These are really dim bulbs
Neon glow tubes are low power, high voltage lamps. A neon glow tube will glow when as little as 10-12 amps, a picoamp, flows through it. However, it takes over 80 volts to make one glow.
A neon glow tube
Neon glow tube (available from Radio Shack)
High voltage power supply, youll need about 80 volts.
A stack of 9, of the cheapest 9 volt batteries works well.
two 9 volt battery connectors
6 clip leads
resistors, 10K , 100 K, 1 meg
capacitors, 1 to 100 microfarads at 100 volts, non-polar capacitors are easiest to use and hardest to find.(You can use polar capacitors if you are careful to keep the positive terminal nearest the positive terminal of the battery.)
a variable resistor or rheostat in the range from 100 Kohms to 1 megohms

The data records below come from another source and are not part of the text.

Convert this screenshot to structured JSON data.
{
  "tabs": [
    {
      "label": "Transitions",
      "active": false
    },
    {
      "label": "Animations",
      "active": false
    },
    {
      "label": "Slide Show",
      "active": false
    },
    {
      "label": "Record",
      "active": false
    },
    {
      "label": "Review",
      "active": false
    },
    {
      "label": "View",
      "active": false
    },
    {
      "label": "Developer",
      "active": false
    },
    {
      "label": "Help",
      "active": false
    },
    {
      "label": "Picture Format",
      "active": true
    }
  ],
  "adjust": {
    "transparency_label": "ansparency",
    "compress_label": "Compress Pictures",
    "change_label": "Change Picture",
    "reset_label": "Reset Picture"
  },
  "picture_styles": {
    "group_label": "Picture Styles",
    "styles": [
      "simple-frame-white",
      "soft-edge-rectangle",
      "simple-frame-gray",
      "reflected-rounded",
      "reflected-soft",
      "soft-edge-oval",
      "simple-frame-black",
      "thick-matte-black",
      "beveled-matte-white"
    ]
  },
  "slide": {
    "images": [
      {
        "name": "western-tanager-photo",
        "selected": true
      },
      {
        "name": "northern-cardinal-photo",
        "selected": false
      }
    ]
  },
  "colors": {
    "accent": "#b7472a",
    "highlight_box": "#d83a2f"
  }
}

a meter capable of measuring 100 volts.
A 9 Volt battery and its connector.
A stack of 9 volt batteries can be assembled by plugging the negative terminal from one battery into the positive terminal of the next. Connect to the ends of the stack by cutting the usual 9 volt battery connector in half and connecting one half to each terminal. For safety, I suggest that you place a 10 K ohm resistor in your stack of batteries. I put a 9 volt battery connector in the center of the stack with the resistor connected between its two terminals.
A stack of 9 volt batteries with a protection resistor in the center
To Do and Notice
Use clip leads to connect the stack of batteries to the neon glow
Notice that it glows. In particular, notice there are two electrodes inside the glow tube and that the electrode nearest the negative terminal is the one that glows. Reverse the neon glow tube and the electrode connected to the negative terminal is always the one that glows. Thus glow tubes can be used to compare two voltages, the electrode connected to the lower voltage will be the one that glows. Both electrodes glow if they are connected to AC.
Use a rheostat to make a variable voltage power supply.
connect a 1 meg resistor in series with the neon tube and connect them both to the variable power supply
Measure the voltage across the neon tube as you increase the voltage from the power supply. At first the tube is dark as the voltage increases. Then at about 80 volts the tube glows and the voltage drops to 70 volts. The lamp has hysteresis, it takes a higher voltage to turn on the lamp than it does to run it. In addition, the lamp can be considered as a very large resistor, thousands of megohms when it is dark, and as a small resistor when it is glowing.
Connect a capacitor across the neon tube. Notice that the lamp oscillates on and off. Measure the voltage across the tube.
When the lamp is off, current flows into the capacitor, the
voltage across the capacitor increases until the lamp turns on. When
the lamp is on, current flows out of the capacitor and the voltage
drops until the lamp turns off.
The time constant for charging the capacitor is RC the product of the resistance and capacitance. In this case it might be 1 megohm x 1 microfarad = 1 second. (An ohm-farad is a second)
Whats Going On?
The voltage between the electrodes in the neon glow tube accelerates electrons in the gas away from the negative electrode. When the electrons gain enough energy between collisions to ionize the gas, then the gas will glow and conduct electricity.
Neon glow tubes are often sold as nightlights. The package says 1/4 watt. Neon tubes will glow for hundreds of thousands of hours before failing. They are also sold as "Guide Lights."
A home voltage tester also has neon tube and a series resistor in it.
Return to Day 15
Scientific Explorations with Paul Doherty
30 May 2000